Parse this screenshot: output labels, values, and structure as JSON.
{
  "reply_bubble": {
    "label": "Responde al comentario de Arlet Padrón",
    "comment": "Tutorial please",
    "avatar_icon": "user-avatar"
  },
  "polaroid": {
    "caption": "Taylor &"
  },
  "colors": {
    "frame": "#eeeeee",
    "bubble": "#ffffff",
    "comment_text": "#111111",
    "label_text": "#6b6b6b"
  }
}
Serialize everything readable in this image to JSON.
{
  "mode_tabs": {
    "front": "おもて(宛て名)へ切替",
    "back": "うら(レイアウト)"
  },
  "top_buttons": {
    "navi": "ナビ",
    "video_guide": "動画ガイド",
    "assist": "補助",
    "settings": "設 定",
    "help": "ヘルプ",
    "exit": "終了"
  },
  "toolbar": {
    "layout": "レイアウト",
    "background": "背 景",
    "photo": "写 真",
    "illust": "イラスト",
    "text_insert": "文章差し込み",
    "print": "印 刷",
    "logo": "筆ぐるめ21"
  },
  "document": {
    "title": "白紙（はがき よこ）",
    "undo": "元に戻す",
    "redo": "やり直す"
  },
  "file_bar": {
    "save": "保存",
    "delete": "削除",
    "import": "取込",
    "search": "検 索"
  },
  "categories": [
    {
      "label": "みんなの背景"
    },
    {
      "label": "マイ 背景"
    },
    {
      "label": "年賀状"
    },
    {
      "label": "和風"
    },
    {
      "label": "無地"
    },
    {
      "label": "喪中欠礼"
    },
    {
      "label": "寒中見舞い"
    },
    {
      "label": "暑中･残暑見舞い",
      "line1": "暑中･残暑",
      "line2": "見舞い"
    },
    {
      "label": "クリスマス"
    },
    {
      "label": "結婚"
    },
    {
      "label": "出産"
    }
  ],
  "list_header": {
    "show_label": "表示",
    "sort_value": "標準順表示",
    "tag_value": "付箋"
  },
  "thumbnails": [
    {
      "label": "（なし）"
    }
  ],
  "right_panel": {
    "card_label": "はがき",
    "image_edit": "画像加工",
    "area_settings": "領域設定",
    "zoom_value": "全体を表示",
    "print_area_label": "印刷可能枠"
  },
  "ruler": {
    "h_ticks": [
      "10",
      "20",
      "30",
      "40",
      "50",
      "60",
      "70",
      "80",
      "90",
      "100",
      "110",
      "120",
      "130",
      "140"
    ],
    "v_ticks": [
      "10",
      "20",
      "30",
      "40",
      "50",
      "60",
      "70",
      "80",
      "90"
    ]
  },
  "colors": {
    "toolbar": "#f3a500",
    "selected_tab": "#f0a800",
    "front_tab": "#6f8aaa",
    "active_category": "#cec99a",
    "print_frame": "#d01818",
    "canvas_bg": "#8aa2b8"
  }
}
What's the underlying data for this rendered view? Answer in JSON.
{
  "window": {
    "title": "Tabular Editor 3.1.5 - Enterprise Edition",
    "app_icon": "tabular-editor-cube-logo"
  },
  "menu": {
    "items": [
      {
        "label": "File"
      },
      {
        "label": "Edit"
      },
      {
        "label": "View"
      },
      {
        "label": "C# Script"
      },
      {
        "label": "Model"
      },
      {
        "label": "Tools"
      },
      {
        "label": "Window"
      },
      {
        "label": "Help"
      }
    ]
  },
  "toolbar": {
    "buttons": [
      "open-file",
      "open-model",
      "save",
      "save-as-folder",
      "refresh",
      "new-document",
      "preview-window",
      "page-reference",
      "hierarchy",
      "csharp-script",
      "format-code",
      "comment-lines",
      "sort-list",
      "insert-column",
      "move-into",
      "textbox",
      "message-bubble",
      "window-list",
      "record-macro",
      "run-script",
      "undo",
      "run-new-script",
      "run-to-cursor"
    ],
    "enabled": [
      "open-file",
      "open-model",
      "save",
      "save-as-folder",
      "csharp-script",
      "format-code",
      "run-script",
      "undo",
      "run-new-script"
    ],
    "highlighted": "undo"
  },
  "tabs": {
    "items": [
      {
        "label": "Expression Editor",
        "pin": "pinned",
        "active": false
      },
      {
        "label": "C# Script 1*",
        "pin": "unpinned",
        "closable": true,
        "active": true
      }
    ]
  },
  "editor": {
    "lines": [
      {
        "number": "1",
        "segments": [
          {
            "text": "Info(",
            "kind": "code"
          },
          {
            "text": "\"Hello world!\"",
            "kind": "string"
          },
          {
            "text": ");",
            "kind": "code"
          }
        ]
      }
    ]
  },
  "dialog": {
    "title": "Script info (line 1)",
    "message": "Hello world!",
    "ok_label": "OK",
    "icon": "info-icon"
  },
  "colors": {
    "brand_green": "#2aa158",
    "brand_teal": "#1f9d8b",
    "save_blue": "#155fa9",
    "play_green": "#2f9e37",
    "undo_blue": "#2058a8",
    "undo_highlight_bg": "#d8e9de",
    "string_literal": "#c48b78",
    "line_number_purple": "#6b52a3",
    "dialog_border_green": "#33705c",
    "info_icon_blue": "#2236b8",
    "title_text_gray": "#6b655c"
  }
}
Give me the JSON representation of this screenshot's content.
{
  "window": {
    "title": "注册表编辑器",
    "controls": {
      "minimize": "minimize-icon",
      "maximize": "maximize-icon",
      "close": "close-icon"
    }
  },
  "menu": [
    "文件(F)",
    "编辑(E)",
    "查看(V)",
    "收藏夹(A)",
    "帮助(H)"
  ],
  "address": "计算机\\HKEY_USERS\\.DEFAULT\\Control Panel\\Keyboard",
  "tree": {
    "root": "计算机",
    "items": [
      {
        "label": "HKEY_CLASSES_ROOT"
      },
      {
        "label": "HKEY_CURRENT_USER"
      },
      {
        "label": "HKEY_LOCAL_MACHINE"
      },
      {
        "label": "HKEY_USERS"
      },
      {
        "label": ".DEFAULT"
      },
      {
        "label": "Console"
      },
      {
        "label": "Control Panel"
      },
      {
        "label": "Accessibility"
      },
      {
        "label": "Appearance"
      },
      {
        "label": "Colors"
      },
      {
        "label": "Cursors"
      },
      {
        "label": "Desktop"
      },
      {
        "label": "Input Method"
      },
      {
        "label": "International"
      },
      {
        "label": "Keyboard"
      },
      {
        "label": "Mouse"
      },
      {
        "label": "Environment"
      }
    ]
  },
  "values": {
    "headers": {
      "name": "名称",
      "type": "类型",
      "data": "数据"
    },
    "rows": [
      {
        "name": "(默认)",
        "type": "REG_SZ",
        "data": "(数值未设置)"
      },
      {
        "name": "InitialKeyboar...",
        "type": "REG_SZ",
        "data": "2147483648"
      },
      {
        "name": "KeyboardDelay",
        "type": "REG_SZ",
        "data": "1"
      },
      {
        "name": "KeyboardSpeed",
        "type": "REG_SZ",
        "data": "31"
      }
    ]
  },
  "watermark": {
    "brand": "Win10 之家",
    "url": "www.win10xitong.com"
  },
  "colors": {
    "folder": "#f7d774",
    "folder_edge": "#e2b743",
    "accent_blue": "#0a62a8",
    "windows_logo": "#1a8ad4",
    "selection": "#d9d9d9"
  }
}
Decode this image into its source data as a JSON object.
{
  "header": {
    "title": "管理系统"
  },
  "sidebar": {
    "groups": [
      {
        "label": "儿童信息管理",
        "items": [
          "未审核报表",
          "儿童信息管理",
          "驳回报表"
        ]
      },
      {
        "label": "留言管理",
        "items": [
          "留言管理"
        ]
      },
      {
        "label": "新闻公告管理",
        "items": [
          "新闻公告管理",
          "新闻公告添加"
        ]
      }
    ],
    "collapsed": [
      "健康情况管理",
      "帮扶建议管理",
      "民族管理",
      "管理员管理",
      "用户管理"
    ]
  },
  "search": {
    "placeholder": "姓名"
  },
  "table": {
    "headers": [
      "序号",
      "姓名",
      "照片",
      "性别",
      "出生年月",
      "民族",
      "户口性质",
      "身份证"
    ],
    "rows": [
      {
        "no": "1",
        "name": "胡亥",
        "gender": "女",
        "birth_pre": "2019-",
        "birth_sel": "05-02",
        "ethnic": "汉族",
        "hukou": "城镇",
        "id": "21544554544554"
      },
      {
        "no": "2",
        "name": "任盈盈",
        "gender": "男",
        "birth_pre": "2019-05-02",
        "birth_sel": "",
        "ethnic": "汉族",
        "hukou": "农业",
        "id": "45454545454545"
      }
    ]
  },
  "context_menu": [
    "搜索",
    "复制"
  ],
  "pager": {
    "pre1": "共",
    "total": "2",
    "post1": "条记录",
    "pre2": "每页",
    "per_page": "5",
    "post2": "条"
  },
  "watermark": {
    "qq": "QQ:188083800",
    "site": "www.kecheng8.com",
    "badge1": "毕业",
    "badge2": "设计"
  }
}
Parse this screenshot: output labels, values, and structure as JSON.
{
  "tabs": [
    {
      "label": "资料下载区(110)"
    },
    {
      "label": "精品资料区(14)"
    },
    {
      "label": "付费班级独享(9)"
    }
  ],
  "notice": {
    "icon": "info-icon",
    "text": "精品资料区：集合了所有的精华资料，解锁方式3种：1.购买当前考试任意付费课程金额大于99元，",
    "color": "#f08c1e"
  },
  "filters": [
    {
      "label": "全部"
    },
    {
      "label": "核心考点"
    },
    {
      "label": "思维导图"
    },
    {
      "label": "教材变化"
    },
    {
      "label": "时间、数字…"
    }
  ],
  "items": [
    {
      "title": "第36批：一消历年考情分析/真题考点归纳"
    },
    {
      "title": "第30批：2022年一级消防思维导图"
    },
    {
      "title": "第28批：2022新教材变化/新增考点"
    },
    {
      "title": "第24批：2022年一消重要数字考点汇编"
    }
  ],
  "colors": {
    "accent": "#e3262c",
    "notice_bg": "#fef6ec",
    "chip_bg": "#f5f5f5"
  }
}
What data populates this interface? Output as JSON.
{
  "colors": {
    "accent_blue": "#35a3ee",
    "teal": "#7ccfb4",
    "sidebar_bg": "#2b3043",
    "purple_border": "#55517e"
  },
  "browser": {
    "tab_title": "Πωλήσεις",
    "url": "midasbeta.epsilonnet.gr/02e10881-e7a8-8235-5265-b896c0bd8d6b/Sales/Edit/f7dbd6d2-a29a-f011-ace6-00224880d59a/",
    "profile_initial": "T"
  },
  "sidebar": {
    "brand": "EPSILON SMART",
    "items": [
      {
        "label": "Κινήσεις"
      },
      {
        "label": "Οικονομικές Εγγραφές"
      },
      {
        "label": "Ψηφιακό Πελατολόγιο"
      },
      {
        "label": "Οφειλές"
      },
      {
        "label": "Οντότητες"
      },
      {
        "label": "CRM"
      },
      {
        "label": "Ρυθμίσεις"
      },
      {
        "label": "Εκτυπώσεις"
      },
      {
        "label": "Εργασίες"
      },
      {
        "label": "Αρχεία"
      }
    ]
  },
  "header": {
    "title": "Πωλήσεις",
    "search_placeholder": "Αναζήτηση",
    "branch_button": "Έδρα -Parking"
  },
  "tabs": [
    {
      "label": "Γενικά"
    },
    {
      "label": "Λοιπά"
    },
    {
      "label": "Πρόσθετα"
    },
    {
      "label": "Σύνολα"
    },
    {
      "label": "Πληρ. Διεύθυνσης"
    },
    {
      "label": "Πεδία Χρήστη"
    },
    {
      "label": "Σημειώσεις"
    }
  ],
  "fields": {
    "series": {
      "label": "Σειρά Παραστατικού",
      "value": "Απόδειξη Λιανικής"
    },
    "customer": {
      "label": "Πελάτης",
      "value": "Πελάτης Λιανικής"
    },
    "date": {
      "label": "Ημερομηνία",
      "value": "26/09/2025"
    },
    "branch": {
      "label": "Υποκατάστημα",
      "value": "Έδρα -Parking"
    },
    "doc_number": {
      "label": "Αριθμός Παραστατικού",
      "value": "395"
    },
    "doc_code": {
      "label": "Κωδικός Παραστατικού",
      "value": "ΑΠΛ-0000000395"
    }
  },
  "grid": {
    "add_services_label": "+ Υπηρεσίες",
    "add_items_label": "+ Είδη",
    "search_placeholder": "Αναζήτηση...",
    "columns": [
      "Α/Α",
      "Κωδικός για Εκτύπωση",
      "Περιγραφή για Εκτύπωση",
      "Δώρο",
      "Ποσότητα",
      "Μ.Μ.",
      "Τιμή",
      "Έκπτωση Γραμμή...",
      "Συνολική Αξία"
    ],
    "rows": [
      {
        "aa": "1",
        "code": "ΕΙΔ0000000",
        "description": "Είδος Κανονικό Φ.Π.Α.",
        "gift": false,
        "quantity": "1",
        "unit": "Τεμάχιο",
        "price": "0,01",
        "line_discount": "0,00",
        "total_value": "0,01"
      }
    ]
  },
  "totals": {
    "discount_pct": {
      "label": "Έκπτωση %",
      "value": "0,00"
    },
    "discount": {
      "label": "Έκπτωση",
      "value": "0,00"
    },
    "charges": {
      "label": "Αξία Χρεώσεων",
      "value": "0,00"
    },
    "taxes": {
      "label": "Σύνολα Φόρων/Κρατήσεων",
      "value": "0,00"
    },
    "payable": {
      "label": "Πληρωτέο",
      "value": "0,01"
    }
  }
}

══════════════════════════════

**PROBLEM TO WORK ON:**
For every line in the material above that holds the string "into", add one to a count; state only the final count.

**ANSWER TO THIS TASK:**
2